But in Carlos Bayon's case, something extraordinary happened: He sued the University at Buffalo and walked out of federal court with a $601,000 verdict.
A jury recently awarded the money to Bayon, 49, of Lewiston, after he claimed that unfair treatment from faculty members prevented him from earning a doctorate at the UB Department of Anthropology.
State officials said it is believed to be the largest such verdict awarded to a former student of New York's university system. Bayon's legal fight, so far, has taken more than six years.
"I cried when I heard the verdict. I felt like 10,000 pounds were lifted off my shoulders," Bayon said in an interview. "I've always felt that if a jury of unbiased people ever got to hear my story, they would believe me. And these people did."
In his lawsuit, Bayon accused members of the UB anthropology faculty of giving him low grades in 1997 to retaliate against him for filing a number of discrimination complaints against them. A native of Puerto Rico who walks slowly with a cane, Bayon said those low grades -- a D and a C in two key courses -- caused him to lose his financial assistance and forced him to leave graduate school at UB.
Ultimately, Judge John T. Elfvin dismissed the discrimination complaints based on race, nationality and disability, but he allowed Bayon's retaliation complaint to go to trial. The verdict was awarded in Elfvin's court May 5.
"The jury's award was for retaliation, not discrimination," said Bayon's court-appointed Buffalo attorney, Robert G. Scumaci. "When Carlos filed his discrimination complaint, his right to file a complaint was protected by federal law. The law protects him from retaliation."
A state attorney, Ann C. Williams, has asked Elfvin to overturn the verdict. In court papers, Williams said the only reason for Bayon's problems at UB was his own "poor academic performance."
Any adverse actions taken against Bayon at UB were for "legitimate academic reasons," Williams argued.
A spokesman for UB and the State Attorney General's office declined to discuss the case.
In court papers and trial testimony, though, UB officials vehemently denied any discrimination against Bayon. They also denied that anyone at the university retaliated against him for filing a complaint.
Lewis E. Rosenthal, an associate counsel for the state university system, said he believes it is the largest such verdict ever awarded to a former student in the history of the system.
Bayon said he is in "constant pain" and sometimes is unable to walk because of injuries to his knee, back and neck, suffered during a violent robbery and assault in Miami in 1991.
He is unemployed and collecting state disability payments.

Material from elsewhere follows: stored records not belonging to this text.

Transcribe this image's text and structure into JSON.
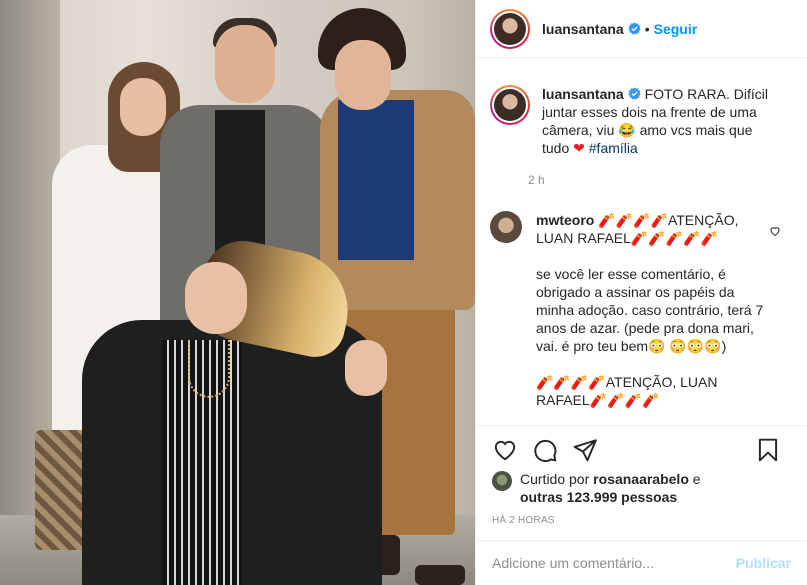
{
  "post": {
    "username": "luansantana",
    "follow_label": "Seguir",
    "dot": "•"
  },
  "caption": {
    "username": "luansantana",
    "text": "FOTO RARA. Difícil juntar esses dois na frente de uma câmera, viu 😂 amo vcs mais que tudo ",
    "heart": "❤",
    "hashtag": "#família",
    "time": "2 h"
  },
  "comment": {
    "username": "mwteoro",
    "line1": "🧨🧨🧨🧨ATENÇÃO, LUAN RAFAEL🧨🧨🧨🧨🧨",
    "line2": "se você ler esse comentário, é obrigado a assinar os papéis da minha adoção. caso contrário, terá 7 anos de azar. (pede pra dona mari, vai. é pro teu bem😳 😳😳😳)",
    "line3": "🧨🧨🧨🧨ATENÇÃO, LUAN RAFAEL🧨🧨🧨🧨"
  },
  "likes": {
    "prefix": "Curtido por ",
    "user": "rosanaarabelo",
    "middle": " e ",
    "others": "outras 123.999 pessoas"
  },
  "time_ago": "HÁ 2 HORAS",
  "add_comment": {
    "placeholder": "Adicione um comentário...",
    "publish_label": "Publicar"
  },
  "icons": [
    "heart-icon",
    "comment-icon",
    "share-icon",
    "bookmark-icon",
    "verified-icon"
  ],
  "colors": {
    "link": "#0095f6",
    "hashtag": "#00376b",
    "muted": "#8e8e8e",
    "publish_disabled": "#b2dffc",
    "border": "#efefef"
  }
}
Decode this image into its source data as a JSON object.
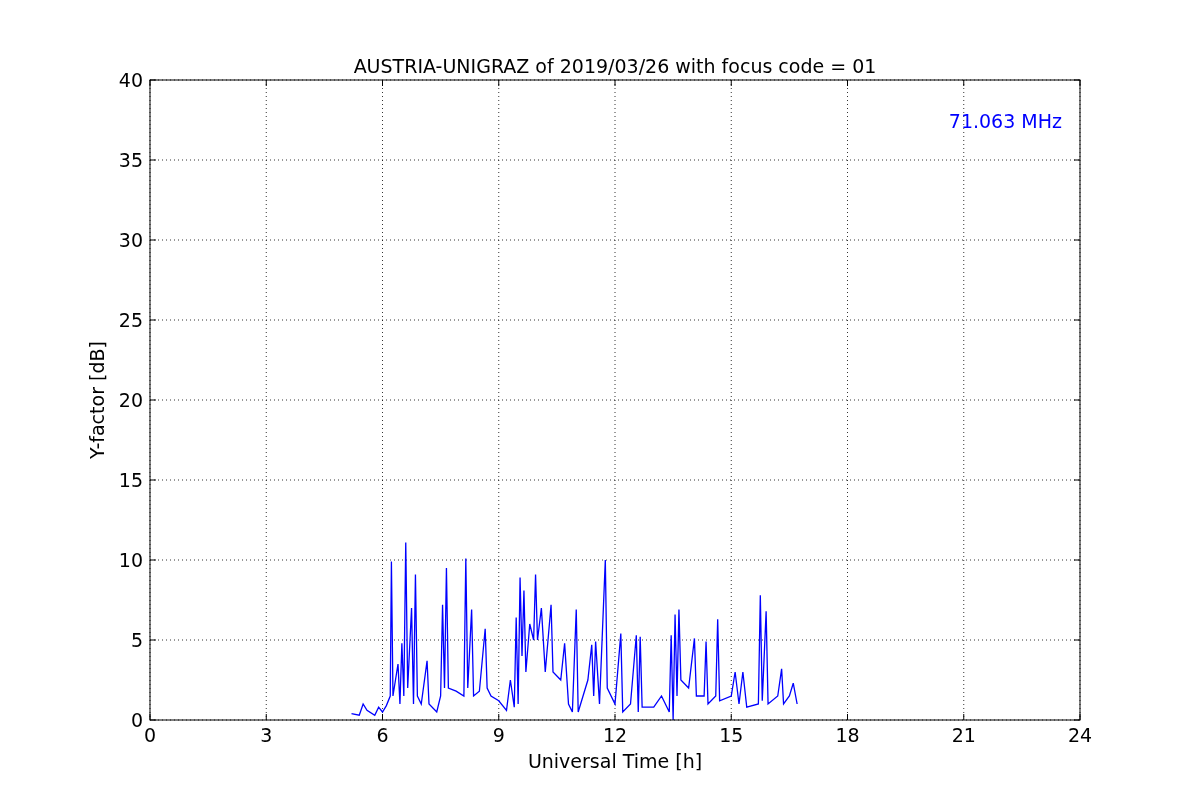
{
  "chart_data": {
    "type": "line",
    "title": "AUSTRIA-UNIGRAZ of 2019/03/26 with focus code = 01",
    "xlabel": "Universal Time [h]",
    "ylabel": "Y-factor [dB]",
    "xlim": [
      0,
      24
    ],
    "ylim": [
      0,
      40
    ],
    "xticks": [
      0,
      3,
      6,
      9,
      12,
      15,
      18,
      21,
      24
    ],
    "yticks": [
      0,
      5,
      10,
      15,
      20,
      25,
      30,
      35,
      40
    ],
    "grid": true,
    "annotations": [
      {
        "text": "71.063 MHz"
      }
    ],
    "x": [
      5.2,
      5.4,
      5.5,
      5.6,
      5.8,
      5.9,
      6.0,
      6.1,
      6.2,
      6.23,
      6.27,
      6.4,
      6.45,
      6.5,
      6.55,
      6.6,
      6.65,
      6.75,
      6.8,
      6.85,
      6.9,
      7.0,
      7.15,
      7.2,
      7.4,
      7.5,
      7.55,
      7.6,
      7.65,
      7.7,
      7.9,
      8.1,
      8.15,
      8.2,
      8.3,
      8.35,
      8.5,
      8.65,
      8.7,
      8.8,
      9.0,
      9.2,
      9.3,
      9.4,
      9.45,
      9.5,
      9.55,
      9.6,
      9.65,
      9.7,
      9.8,
      9.9,
      9.95,
      10.0,
      10.1,
      10.2,
      10.35,
      10.4,
      10.6,
      10.7,
      10.8,
      10.9,
      11.0,
      11.05,
      11.3,
      11.4,
      11.45,
      11.5,
      11.6,
      11.75,
      11.8,
      12.0,
      12.15,
      12.2,
      12.4,
      12.55,
      12.6,
      12.65,
      12.7,
      13.0,
      13.2,
      13.4,
      13.45,
      13.5,
      13.55,
      13.6,
      13.65,
      13.7,
      13.9,
      14.05,
      14.1,
      14.3,
      14.35,
      14.4,
      14.6,
      14.65,
      14.7,
      15.0,
      15.1,
      15.2,
      15.3,
      15.4,
      15.7,
      15.75,
      15.8,
      15.9,
      15.95,
      16.2,
      16.3,
      16.35,
      16.5,
      16.6,
      16.7
    ],
    "series": [
      {
        "color": "#0000ff",
        "values": [
          0.4,
          0.3,
          1.0,
          0.6,
          0.3,
          0.8,
          0.5,
          0.9,
          1.5,
          9.9,
          1.5,
          3.5,
          1.0,
          4.8,
          1.5,
          11.1,
          2.0,
          7.0,
          1.0,
          9.1,
          1.5,
          1.0,
          3.7,
          1.0,
          0.5,
          1.5,
          7.2,
          2.0,
          9.5,
          2.0,
          1.8,
          1.5,
          10.1,
          2.0,
          6.9,
          1.5,
          1.8,
          5.7,
          2.0,
          1.5,
          1.2,
          0.6,
          2.5,
          0.8,
          6.4,
          1.0,
          8.9,
          4.0,
          8.1,
          3.0,
          6.0,
          5.0,
          9.1,
          5.0,
          7.0,
          3.0,
          7.2,
          3.0,
          2.5,
          4.8,
          1.0,
          0.5,
          6.9,
          0.5,
          2.5,
          4.7,
          1.5,
          4.9,
          1.0,
          10.0,
          2.0,
          1.0,
          5.4,
          0.5,
          1.0,
          5.3,
          0.5,
          5.2,
          0.8,
          0.8,
          1.5,
          0.5,
          5.3,
          0.0,
          6.6,
          1.5,
          6.9,
          2.5,
          2.0,
          5.1,
          1.5,
          1.5,
          4.9,
          1.0,
          1.5,
          6.3,
          1.2,
          1.5,
          3.0,
          1.0,
          3.0,
          0.8,
          1.0,
          7.8,
          1.2,
          6.8,
          1.0,
          1.5,
          3.2,
          1.0,
          1.5,
          2.3,
          1.0
        ]
      }
    ]
  }
}
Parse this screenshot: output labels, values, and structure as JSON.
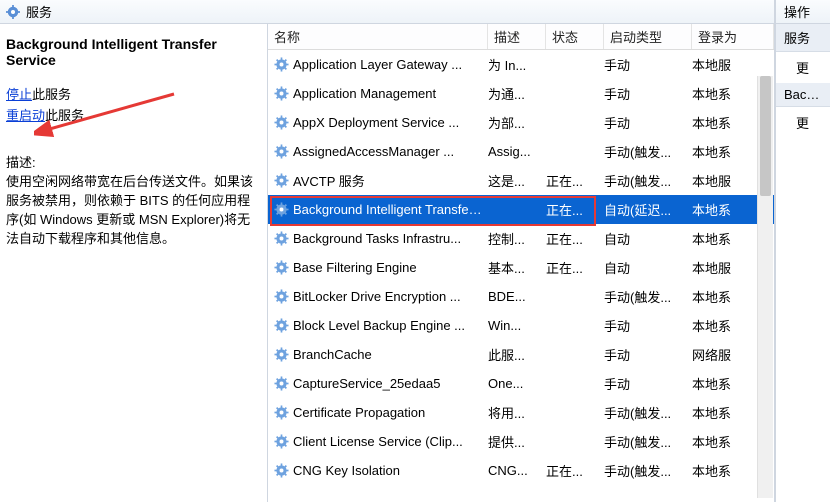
{
  "title_bar": "服务",
  "detail": {
    "service_name": "Background Intelligent Transfer Service",
    "stop_link": "停止",
    "stop_suffix": "此服务",
    "restart_link": "重启动",
    "restart_suffix": "此服务",
    "desc_label": "描述:",
    "desc_text": "使用空闲网络带宽在后台传送文件。如果该服务被禁用，则依赖于 BITS 的任何应用程序(如 Windows 更新或 MSN Explorer)将无法自动下载程序和其他信息。"
  },
  "columns": {
    "name": "名称",
    "desc": "描述",
    "status": "状态",
    "startup": "启动类型",
    "logon": "登录为"
  },
  "services": [
    {
      "name": "Application Layer Gateway ...",
      "desc": "为 In...",
      "status": "",
      "startup": "手动",
      "logon": "本地服"
    },
    {
      "name": "Application Management",
      "desc": "为通...",
      "status": "",
      "startup": "手动",
      "logon": "本地系"
    },
    {
      "name": "AppX Deployment Service ...",
      "desc": "为部...",
      "status": "",
      "startup": "手动",
      "logon": "本地系"
    },
    {
      "name": "AssignedAccessManager ...",
      "desc": "Assig...",
      "status": "",
      "startup": "手动(触发...",
      "logon": "本地系"
    },
    {
      "name": "AVCTP 服务",
      "desc": "这是...",
      "status": "正在...",
      "startup": "手动(触发...",
      "logon": "本地服"
    },
    {
      "name": "Background Intelligent Transfer Service",
      "desc": "",
      "status": "正在...",
      "startup": "自动(延迟...",
      "logon": "本地系",
      "selected": true
    },
    {
      "name": "Background Tasks Infrastru...",
      "desc": "控制...",
      "status": "正在...",
      "startup": "自动",
      "logon": "本地系"
    },
    {
      "name": "Base Filtering Engine",
      "desc": "基本...",
      "status": "正在...",
      "startup": "自动",
      "logon": "本地服"
    },
    {
      "name": "BitLocker Drive Encryption ...",
      "desc": "BDE...",
      "status": "",
      "startup": "手动(触发...",
      "logon": "本地系"
    },
    {
      "name": "Block Level Backup Engine ...",
      "desc": "Win...",
      "status": "",
      "startup": "手动",
      "logon": "本地系"
    },
    {
      "name": "BranchCache",
      "desc": "此服...",
      "status": "",
      "startup": "手动",
      "logon": "网络服"
    },
    {
      "name": "CaptureService_25edaa5",
      "desc": "One...",
      "status": "",
      "startup": "手动",
      "logon": "本地系"
    },
    {
      "name": "Certificate Propagation",
      "desc": "将用...",
      "status": "",
      "startup": "手动(触发...",
      "logon": "本地系"
    },
    {
      "name": "Client License Service (Clip...",
      "desc": "提供...",
      "status": "",
      "startup": "手动(触发...",
      "logon": "本地系"
    },
    {
      "name": "CNG Key Isolation",
      "desc": "CNG...",
      "status": "正在...",
      "startup": "手动(触发...",
      "logon": "本地系"
    }
  ],
  "actions": {
    "title": "操作",
    "group1": "服务",
    "item1": "更",
    "group2": "Backgr",
    "item2": "更"
  }
}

He has an undergraduate degree in sociology from UB and still hopes to get his Ph.D. in anthropology.
"My grandfather, mother and sister all were teachers. I'd like to teach, possibly back in Puerto Rico," he said. "Anthropology (has) so many variations, all covering interactions with people. It looks at how and why people live the way they do. It fascinates me."
His original lawsuit, filed in 1998, accused UB faculty of discriminating against him on the basis of race, nationality and disability. He said professors repeatedly refused to give him special accommodations to complete tests or papers, even though he was registered as a disabled student with UB's office of disability services.
The 1998 lawsuit accused one professor of saying he wanted an "elite group" of anthropology graduate students with an "excellent command of English." Bayon also charged that the Anthropology Department's qualifying exam is "a tool of racist discrimination and biased against minority students."
Bayon said he filed a civil rights complaint against UB in June 1997. After that, he said, professors began giving him a hard time and bad grades. He said a professor told him he would never get his Ph.D. unless he dropped his discrimination suit.
Legal arguments on the state's effort to have the verdict overturned are expected to be heard by Elfvin in late June.
Bayon said he is especially thankful to Scumaci, who assisted him without pay since 2001. Scumaci may eventually receive some hourly compensation, court officials said, but nowhere near the $200,000 he would have received from Bayon under a normal attorney-client contingency agreement.
Bayon said he hopes the verdict stands, and if it does, he will use part of the $601,000 to continue his education. He said he would still like to earn his doctorate, and wouldn't rule out returning to UB to do it.
"I would not discard that possibility," Bayon said. "UB is one of the finest schools in the area."